§ **What the task requires**
Reproduce the records word for word, with nothing left out.

§ **Dataset items**

_ _ _ _ _

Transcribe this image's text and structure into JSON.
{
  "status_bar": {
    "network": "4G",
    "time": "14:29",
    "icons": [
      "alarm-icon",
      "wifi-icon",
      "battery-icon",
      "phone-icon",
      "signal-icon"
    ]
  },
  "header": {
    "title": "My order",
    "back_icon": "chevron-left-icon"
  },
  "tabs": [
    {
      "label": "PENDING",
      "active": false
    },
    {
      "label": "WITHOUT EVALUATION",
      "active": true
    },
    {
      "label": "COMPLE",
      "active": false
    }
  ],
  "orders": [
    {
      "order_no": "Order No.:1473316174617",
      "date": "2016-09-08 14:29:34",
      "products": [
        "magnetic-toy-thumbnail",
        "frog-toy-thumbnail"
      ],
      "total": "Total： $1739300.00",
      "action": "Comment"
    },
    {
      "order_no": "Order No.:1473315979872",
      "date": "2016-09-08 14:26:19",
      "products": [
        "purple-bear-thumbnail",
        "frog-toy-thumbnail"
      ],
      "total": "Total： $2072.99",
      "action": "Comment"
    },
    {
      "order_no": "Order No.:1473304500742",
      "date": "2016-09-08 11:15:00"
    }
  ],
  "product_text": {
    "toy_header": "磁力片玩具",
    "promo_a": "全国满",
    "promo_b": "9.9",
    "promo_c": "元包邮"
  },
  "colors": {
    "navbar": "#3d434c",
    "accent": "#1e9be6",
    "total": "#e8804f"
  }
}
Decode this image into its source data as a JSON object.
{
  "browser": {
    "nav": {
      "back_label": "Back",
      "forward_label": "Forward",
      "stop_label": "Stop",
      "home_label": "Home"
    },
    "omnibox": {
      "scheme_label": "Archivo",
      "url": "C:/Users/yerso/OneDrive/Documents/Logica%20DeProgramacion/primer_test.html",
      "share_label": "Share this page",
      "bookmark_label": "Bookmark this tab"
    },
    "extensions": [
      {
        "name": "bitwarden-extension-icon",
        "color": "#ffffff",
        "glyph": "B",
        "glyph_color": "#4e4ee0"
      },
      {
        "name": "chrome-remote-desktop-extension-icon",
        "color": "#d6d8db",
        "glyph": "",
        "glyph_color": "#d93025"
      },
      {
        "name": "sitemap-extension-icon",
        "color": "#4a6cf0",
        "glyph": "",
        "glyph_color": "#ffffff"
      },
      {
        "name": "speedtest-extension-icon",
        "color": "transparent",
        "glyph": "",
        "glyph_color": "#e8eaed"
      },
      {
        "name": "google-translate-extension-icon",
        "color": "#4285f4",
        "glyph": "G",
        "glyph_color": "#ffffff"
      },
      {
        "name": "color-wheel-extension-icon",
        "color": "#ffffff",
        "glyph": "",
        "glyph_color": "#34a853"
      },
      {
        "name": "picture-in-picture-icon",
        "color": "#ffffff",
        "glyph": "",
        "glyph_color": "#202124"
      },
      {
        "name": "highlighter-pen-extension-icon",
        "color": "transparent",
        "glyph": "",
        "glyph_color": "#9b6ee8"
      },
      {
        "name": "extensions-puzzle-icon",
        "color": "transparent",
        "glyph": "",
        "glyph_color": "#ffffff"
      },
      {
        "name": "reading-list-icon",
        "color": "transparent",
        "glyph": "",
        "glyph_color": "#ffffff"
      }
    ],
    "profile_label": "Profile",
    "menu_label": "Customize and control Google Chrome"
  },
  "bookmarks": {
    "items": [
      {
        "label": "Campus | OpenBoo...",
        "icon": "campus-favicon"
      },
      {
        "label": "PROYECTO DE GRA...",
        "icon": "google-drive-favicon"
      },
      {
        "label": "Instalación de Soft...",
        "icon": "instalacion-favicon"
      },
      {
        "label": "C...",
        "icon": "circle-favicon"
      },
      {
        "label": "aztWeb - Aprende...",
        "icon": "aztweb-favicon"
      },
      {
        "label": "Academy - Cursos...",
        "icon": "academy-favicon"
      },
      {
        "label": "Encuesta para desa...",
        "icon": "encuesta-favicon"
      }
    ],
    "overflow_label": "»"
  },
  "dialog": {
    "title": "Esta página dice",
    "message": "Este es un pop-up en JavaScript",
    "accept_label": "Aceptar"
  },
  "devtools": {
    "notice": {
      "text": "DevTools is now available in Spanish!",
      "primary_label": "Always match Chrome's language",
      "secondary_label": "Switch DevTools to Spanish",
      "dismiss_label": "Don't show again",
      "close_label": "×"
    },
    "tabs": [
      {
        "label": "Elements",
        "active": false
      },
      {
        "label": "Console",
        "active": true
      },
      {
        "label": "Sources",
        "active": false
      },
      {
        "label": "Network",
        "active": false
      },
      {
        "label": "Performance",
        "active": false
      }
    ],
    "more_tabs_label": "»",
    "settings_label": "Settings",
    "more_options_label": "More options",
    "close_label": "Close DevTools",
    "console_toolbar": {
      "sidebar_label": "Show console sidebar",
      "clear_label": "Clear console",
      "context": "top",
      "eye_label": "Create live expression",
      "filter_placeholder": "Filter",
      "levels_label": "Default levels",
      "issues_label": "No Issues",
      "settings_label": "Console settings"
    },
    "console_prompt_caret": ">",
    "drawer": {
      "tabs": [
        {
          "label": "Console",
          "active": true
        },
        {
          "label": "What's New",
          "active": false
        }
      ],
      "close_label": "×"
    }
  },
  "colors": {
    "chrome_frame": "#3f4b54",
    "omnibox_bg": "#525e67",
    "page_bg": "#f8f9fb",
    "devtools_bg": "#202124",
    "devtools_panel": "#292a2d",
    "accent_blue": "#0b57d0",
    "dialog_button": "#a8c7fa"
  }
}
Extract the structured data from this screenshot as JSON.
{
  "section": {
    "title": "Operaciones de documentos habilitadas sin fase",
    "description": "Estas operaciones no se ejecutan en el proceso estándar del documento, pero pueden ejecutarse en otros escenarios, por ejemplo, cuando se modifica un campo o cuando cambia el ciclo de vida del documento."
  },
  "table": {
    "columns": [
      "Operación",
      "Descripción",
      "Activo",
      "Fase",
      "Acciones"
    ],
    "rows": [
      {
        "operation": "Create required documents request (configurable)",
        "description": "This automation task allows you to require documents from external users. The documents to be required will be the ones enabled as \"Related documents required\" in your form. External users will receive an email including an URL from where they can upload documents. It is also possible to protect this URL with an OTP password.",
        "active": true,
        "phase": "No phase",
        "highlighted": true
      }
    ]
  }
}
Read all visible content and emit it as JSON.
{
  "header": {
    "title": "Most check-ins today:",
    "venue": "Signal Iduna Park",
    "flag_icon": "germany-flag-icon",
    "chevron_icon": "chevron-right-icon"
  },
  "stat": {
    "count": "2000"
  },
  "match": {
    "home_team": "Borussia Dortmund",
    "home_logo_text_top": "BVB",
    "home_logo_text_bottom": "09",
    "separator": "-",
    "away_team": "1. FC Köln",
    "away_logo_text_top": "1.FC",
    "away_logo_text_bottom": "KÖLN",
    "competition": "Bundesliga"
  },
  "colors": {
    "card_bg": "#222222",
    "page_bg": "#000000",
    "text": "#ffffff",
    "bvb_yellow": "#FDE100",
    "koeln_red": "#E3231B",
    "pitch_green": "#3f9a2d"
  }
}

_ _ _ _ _

§ **Answer space**
Transcribe this image's text and structure into JSON.
{
  "status_bar": {
    "network": "4G",
    "time": "14:29",
    "icons": [
      "alarm-icon",
      "wifi-icon",
      "battery-icon",
      "phone-icon",
      "signal-icon"
    ]
  },
  "header": {
    "title": "My order",
    "back_icon": "chevron-left-icon"
  },
  "tabs": [
    {
      "label": "PENDING",
      "active": false
    },
    {
      "label": "WITHOUT EVALUATION",
      "active": true
    },
    {
      "label": "COMPLE",
      "active": false
    }
  ],
  "orders": [
    {
      "order_no": "Order No.:1473316174617",
      "date": "2016-09-08 14:29:34",
      "products": [
        "magnetic-toy-thumbnail",
        "frog-toy-thumbnail"
      ],
      "total": "Total： $1739300.00",
      "action": "Comment"
    },
    {
      "order_no": "Order No.:1473315979872",
      "date": "2016-09-08 14:26:19",
      "products": [
        "purple-bear-thumbnail",
        "frog-toy-thumbnail"
      ],
      "total": "Total： $2072.99",
      "action": "Comment"
    },
    {
      "order_no": "Order No.:1473304500742",
      "date": "2016-09-08 11:15:00"
    }
  ],
  "product_text": {
    "toy_header": "磁力片玩具",
    "promo_a": "全国满",
    "promo_b": "9.9",
    "promo_c": "元包邮"
  },
  "colors": {
    "navbar": "#3d434c",
    "accent": "#1e9be6",
    "total": "#e8804f"
  }
}
Decode this image into its source data as a JSON object.
{
  "browser": {
    "nav": {
      "back_label": "Back",
      "forward_label": "Forward",
      "stop_label": "Stop",
      "home_label": "Home"
    },
    "omnibox": {
      "scheme_label": "Archivo",
      "url": "C:/Users/yerso/OneDrive/Documents/Logica%20DeProgramacion/primer_test.html",
      "share_label": "Share this page",
      "bookmark_label": "Bookmark this tab"
    },
    "extensions": [
      {
        "name": "bitwarden-extension-icon",
        "color": "#ffffff",
        "glyph": "B",
        "glyph_color": "#4e4ee0"
      },
      {
        "name": "chrome-remote-desktop-extension-icon",
        "color": "#d6d8db",
        "glyph": "",
        "glyph_color": "#d93025"
      },
      {
        "name": "sitemap-extension-icon",
        "color": "#4a6cf0",
        "glyph": "",
        "glyph_color": "#ffffff"
      },
      {
        "name": "speedtest-extension-icon",
        "color": "transparent",
        "glyph": "",
        "glyph_color": "#e8eaed"
      },
      {
        "name": "google-translate-extension-icon",
        "color": "#4285f4",
        "glyph": "G",
        "glyph_color": "#ffffff"
      },
      {
        "name": "color-wheel-extension-icon",
        "color": "#ffffff",
        "glyph": "",
        "glyph_color": "#34a853"
      },
      {
        "name": "picture-in-picture-icon",
        "color": "#ffffff",
        "glyph": "",
        "glyph_color": "#202124"
      },
      {
        "name": "highlighter-pen-extension-icon",
        "color": "transparent",
        "glyph": "",
        "glyph_color": "#9b6ee8"
      },
      {
        "name": "extensions-puzzle-icon",
        "color": "transparent",
        "glyph": "",
        "glyph_color": "#ffffff"
      },
      {
        "name": "reading-list-icon",
        "color": "transparent",
        "glyph": "",
        "glyph_color": "#ffffff"
      }
    ],
    "profile_label": "Profile",
    "menu_label": "Customize and control Google Chrome"
  },
  "bookmarks": {
    "items": [
      {
        "label": "Campus | OpenBoo...",
        "icon": "campus-favicon"
      },
      {
        "label": "PROYECTO DE GRA...",
        "icon": "google-drive-favicon"
      },
      {
        "label": "Instalación de Soft...",
        "icon": "instalacion-favicon"
      },
      {
        "label": "C...",
        "icon": "circle-favicon"
      },
      {
        "label": "aztWeb - Aprende...",
        "icon": "aztweb-favicon"
      },
      {
        "label": "Academy - Cursos...",
        "icon": "academy-favicon"
      },
      {
        "label": "Encuesta para desa...",
        "icon": "encuesta-favicon"
      }
    ],
    "overflow_label": "»"
  },
  "dialog": {
    "title": "Esta página dice",
    "message": "Este es un pop-up en JavaScript",
    "accept_label": "Aceptar"
  },
  "devtools": {
    "notice": {
      "text": "DevTools is now available in Spanish!",
      "primary_label": "Always match Chrome's language",
      "secondary_label": "Switch DevTools to Spanish",
      "dismiss_label": "Don't show again",
      "close_label": "×"
    },
    "tabs": [
      {
        "label": "Elements",
        "active": false
      },
      {
        "label": "Console",
        "active": true
      },
      {
        "label": "Sources",
        "active": false
      },
      {
        "label": "Network",
        "active": false
      },
      {
        "label": "Performance",
        "active": false
      }
    ],
    "more_tabs_label": "»",
    "settings_label": "Settings",
    "more_options_label": "More options",
    "close_label": "Close DevTools",
    "console_toolbar": {
      "sidebar_label": "Show console sidebar",
      "clear_label": "Clear console",
      "context": "top",
      "eye_label": "Create live expression",
      "filter_placeholder": "Filter",
      "levels_label": "Default levels",
      "issues_label": "No Issues",
      "settings_label": "Console settings"
    },
    "console_prompt_caret": ">",
    "drawer": {
      "tabs": [
        {
          "label": "Console",
          "active": true
        },
        {
          "label": "What's New",
          "active": false
        }
      ],
      "close_label": "×"
    }
  },
  "colors": {
    "chrome_frame": "#3f4b54",
    "omnibox_bg": "#525e67",
    "page_bg": "#f8f9fb",
    "devtools_bg": "#202124",
    "devtools_panel": "#292a2d",
    "accent_blue": "#0b57d0",
    "dialog_button": "#a8c7fa"
  }
}
Extract the structured data from this screenshot as JSON.
{
  "section": {
    "title": "Operaciones de documentos habilitadas sin fase",
    "description": "Estas operaciones no se ejecutan en el proceso estándar del documento, pero pueden ejecutarse en otros escenarios, por ejemplo, cuando se modifica un campo o cuando cambia el ciclo de vida del documento."
  },
  "table": {
    "columns": [
      "Operación",
      "Descripción",
      "Activo",
      "Fase",
      "Acciones"
    ],
    "rows": [
      {
        "operation": "Create required documents request (configurable)",
        "description": "This automation task allows you to require documents from external users. The documents to be required will be the ones enabled as \"Related documents required\" in your form. External users will receive an email including an URL from where they can upload documents. It is also possible to protect this URL with an OTP password.",
        "active": true,
        "phase": "No phase",
        "highlighted": true
      }
    ]
  }
}
Read all visible content and emit it as JSON.
{
  "header": {
    "title": "Most check-ins today:",
    "venue": "Signal Iduna Park",
    "flag_icon": "germany-flag-icon",
    "chevron_icon": "chevron-right-icon"
  },
  "stat": {
    "count": "2000"
  },
  "match": {
    "home_team": "Borussia Dortmund",
    "home_logo_text_top": "BVB",
    "home_logo_text_bottom": "09",
    "separator": "-",
    "away_team": "1. FC Köln",
    "away_logo_text_top": "1.FC",
    "away_logo_text_bottom": "KÖLN",
    "competition": "Bundesliga"
  },
  "colors": {
    "card_bg": "#222222",
    "page_bg": "#000000",
    "text": "#ffffff",
    "bvb_yellow": "#FDE100",
    "koeln_red": "#E3231B",
    "pitch_green": "#3f9a2d"
  }
}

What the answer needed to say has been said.